But we now have honey in our house!

Dead bees

There were a bunch of dead bees on the landing of the Valentinium this morning. I commonly see a dead bee or two on the landing. That's where their sisters toss their corpses. But this was eight or ten, and some where still twitching.

Robbers? Guard bees killed by yellow jackets? They did not look like drones. A plague?

I went back out to take a picture, but they were gone.

Walking back down the path I saw a pair of crickets, one of which had clearly been stepped on, and was dead. The other cricket was staying with it. It ran away when I approached, and then came back out to stay with its dead partner. When I told Brenda about it, we saw the live cricket dragging away the dead one off the path. Interesting.

The golden rod is just about done flowering.

Monday, September 15, 2014

One yellow jacket

I went out to see how the war was going, and it looked pretty calm. After a while one yellow jacket showed up and tried to get into the Valentinium, but she was thrown out. So she went to the Benedictium, where she received a vigorous greeting and then fled.

Sunday, September 14, 2014

Yellow Jackets

Yesterday, the apiariulus spotted a yellow jacket hanging out in front of the Benedictium. This evening I saw the same thing. Two or three of the buggers were trying to get in the hive. There was a lot of fighting, but at least one of them got in.

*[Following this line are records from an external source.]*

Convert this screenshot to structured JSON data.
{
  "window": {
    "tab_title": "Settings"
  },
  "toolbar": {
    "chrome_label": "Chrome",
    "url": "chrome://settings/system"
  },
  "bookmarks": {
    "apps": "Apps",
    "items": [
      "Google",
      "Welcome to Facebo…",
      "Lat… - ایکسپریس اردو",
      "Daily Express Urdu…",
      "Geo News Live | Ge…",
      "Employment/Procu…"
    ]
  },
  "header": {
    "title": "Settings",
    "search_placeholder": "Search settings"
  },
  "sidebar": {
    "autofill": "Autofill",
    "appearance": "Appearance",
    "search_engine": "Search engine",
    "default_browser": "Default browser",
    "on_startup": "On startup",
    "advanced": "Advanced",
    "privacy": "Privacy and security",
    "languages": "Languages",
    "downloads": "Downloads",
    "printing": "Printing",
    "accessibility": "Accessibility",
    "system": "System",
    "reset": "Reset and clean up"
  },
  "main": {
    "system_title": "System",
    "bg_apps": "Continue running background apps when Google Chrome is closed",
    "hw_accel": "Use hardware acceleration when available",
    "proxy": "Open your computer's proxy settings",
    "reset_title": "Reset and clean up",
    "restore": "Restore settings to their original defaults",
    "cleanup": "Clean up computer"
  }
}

I wonder what's up with that? I am sometimes disappointed by the lack of aggression shown by the guard bees of our colonies.

Bee huddle

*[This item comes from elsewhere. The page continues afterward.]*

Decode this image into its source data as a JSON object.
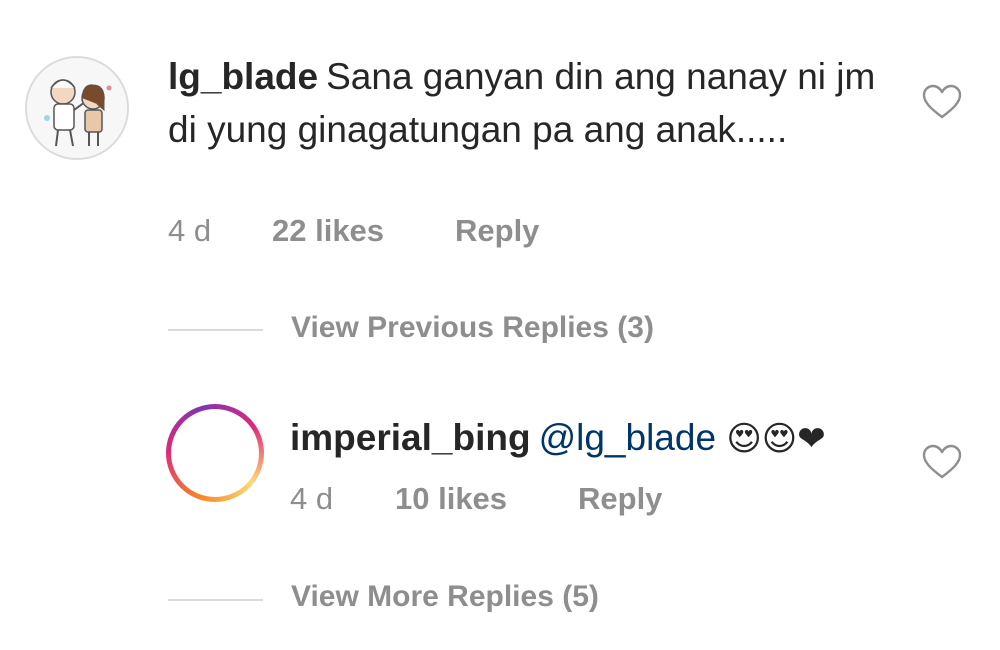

Joe had a bee huddle today and talked about winter beekeeping. He suggested feeding beginning on October 1st after the threat of swarm had ended to get enough honey for the winter. Winter feed should be two-to-one sugar to water.

He also talked about wrapping hives for the winter. He hasn't seen any increase in winter survival due to wrapping, but he has noticed that wrapped bees greet the spring in a more flourishing colony. He got me thinking. He wraps his bees in November, since he doesn't want them to get complacent in October.

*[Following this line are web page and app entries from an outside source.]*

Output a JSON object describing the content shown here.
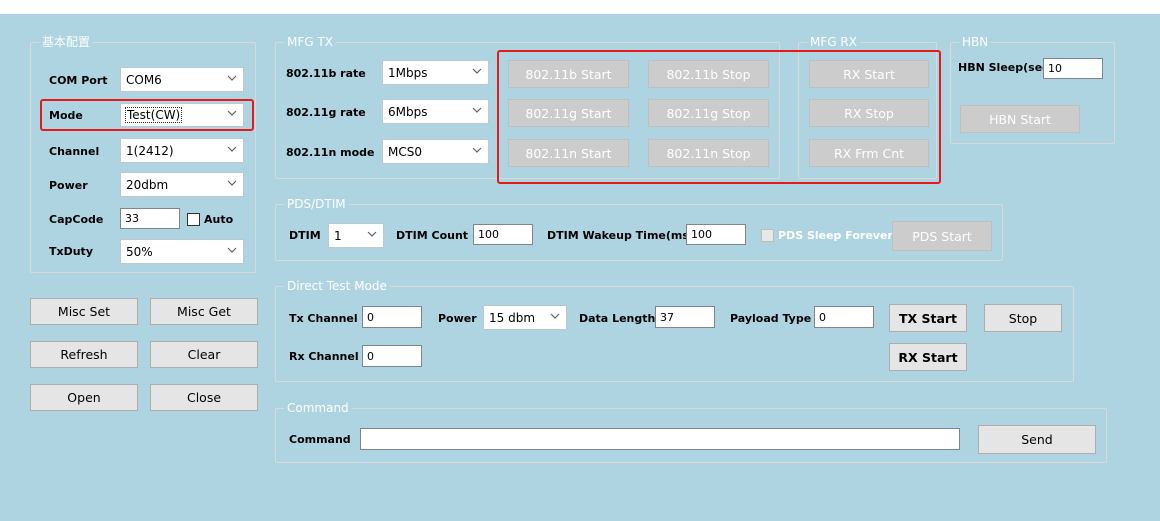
{
  "basic_config": {
    "title": "基本配置",
    "com_port": {
      "label": "COM Port",
      "value": "COM6"
    },
    "mode": {
      "label": "Mode",
      "value": "Test(CW)"
    },
    "channel": {
      "label": "Channel",
      "value": "1(2412)"
    },
    "power": {
      "label": "Power",
      "value": "20dbm"
    },
    "capcode": {
      "label": "CapCode",
      "value": "33",
      "auto_label": "Auto"
    },
    "txduty": {
      "label": "TxDuty",
      "value": "50%"
    }
  },
  "side_buttons": {
    "misc_set": "Misc Set",
    "misc_get": "Misc Get",
    "refresh": "Refresh",
    "clear": "Clear",
    "open": "Open",
    "close": "Close"
  },
  "mfg_tx": {
    "title": "MFG TX",
    "b_rate": {
      "label": "802.11b rate",
      "value": "1Mbps"
    },
    "g_rate": {
      "label": "802.11g rate",
      "value": "6Mbps"
    },
    "n_mode": {
      "label": "802.11n mode",
      "value": "MCS0"
    },
    "b_start": "802.11b Start",
    "b_stop": "802.11b Stop",
    "g_start": "802.11g Start",
    "g_stop": "802.11g Stop",
    "n_start": "802.11n Start",
    "n_stop": "802.11n Stop"
  },
  "mfg_rx": {
    "title": "MFG RX",
    "rx_start": "RX Start",
    "rx_stop": "RX Stop",
    "rx_frm_cnt": "RX Frm Cnt"
  },
  "hbn": {
    "title": "HBN",
    "sleep_label": "HBN Sleep(sec)",
    "sleep_value": "10",
    "start": "HBN Start"
  },
  "pds_dtim": {
    "title": "PDS/DTIM",
    "dtim_label": "DTIM",
    "dtim_value": "1",
    "dtim_count_label": "DTIM Count",
    "dtim_count_value": "100",
    "wakeup_label": "DTIM Wakeup Time(ms)",
    "wakeup_value": "100",
    "sleep_forever_label": "PDS Sleep Forever",
    "pds_start": "PDS Start"
  },
  "dtm": {
    "title": "Direct Test Mode",
    "tx_channel_label": "Tx Channel",
    "tx_channel_value": "0",
    "power_label": "Power",
    "power_value": "15 dbm",
    "data_length_label": "Data Length",
    "data_length_value": "37",
    "payload_label": "Payload Type",
    "payload_value": "0",
    "tx_start": "TX Start",
    "stop": "Stop",
    "rx_channel_label": "Rx Channel",
    "rx_channel_value": "0",
    "rx_start": "RX Start"
  },
  "command": {
    "title": "Command",
    "label": "Command",
    "value": "",
    "send": "Send"
  },
  "colors": {
    "background": "#aed4e2",
    "highlight": "#e51b1b",
    "disabled_button": "#cccccc"
  }
}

I picked up another packet of Apilife Var, so we are now up to three, enough to treat our two hives, which we should do soon.

Friday, September 12, 2014

Mouse guards

I closed up the mouse guards on the hive. The day before yesterday I closed the Valentinium's. The bees were a bit more upset by this than I was expecting, I wasn't wearing any gear or even a veil, and I beat a quick retreat after completing the task.

The Benedictium has been bearding lately, and so I did not dare approach it after my experience with the Valentinium. So I waited till evening and things had calmed down somewhat, but there were still quite a few bees hanging out on the stoop. I wore gloves and reached down and grabbed the mouse guard, but could not move it. So I pulled firmly on it until I broke the propolis with a snap, which was immediately followed by loud hum coming from inside the hive. I decided not to stick around.

So I came out yesterday morning before dawn and took a look, but there were still bees guarding the front stoop, so I left them alone.

This afternoon I fired up the smoker and put on a vail and completed the operation.

Sunday, September 7, 2014

Honey! And some complications

We looked in the supers of our hives today. Most of the frames in the Valentinium's super were empty, but those in the middle were full of capped honey, while those just off from the center the frames had some uncapped honey in the middle of the frame. The two easternmost frames and westernmost frames had nothing but foundation and a bit of drawn, but empty comb. None of the frames in the super had any brood.

The super on the Benedictium was chock full all the way across. About half of the frames in the Benedictium's super had foundation in it, and the other half were foundationless. The foundationless frames were fully drawn, but unfortunately these frames had a bit of brood at the bottom of them.

The Benedictium has definitely been the busier of the two hives for the last few weeks as seen from the outside. It has consistently had more bees coming and going.

So what do we do about our frames with brood in them?

We reassembled the Valentinium as we had found it. We put an empty super with 6 frames in it underneath the Benedictium's to separate it from the brood chambers. I hope that when these brood hatch, they won't be replaced.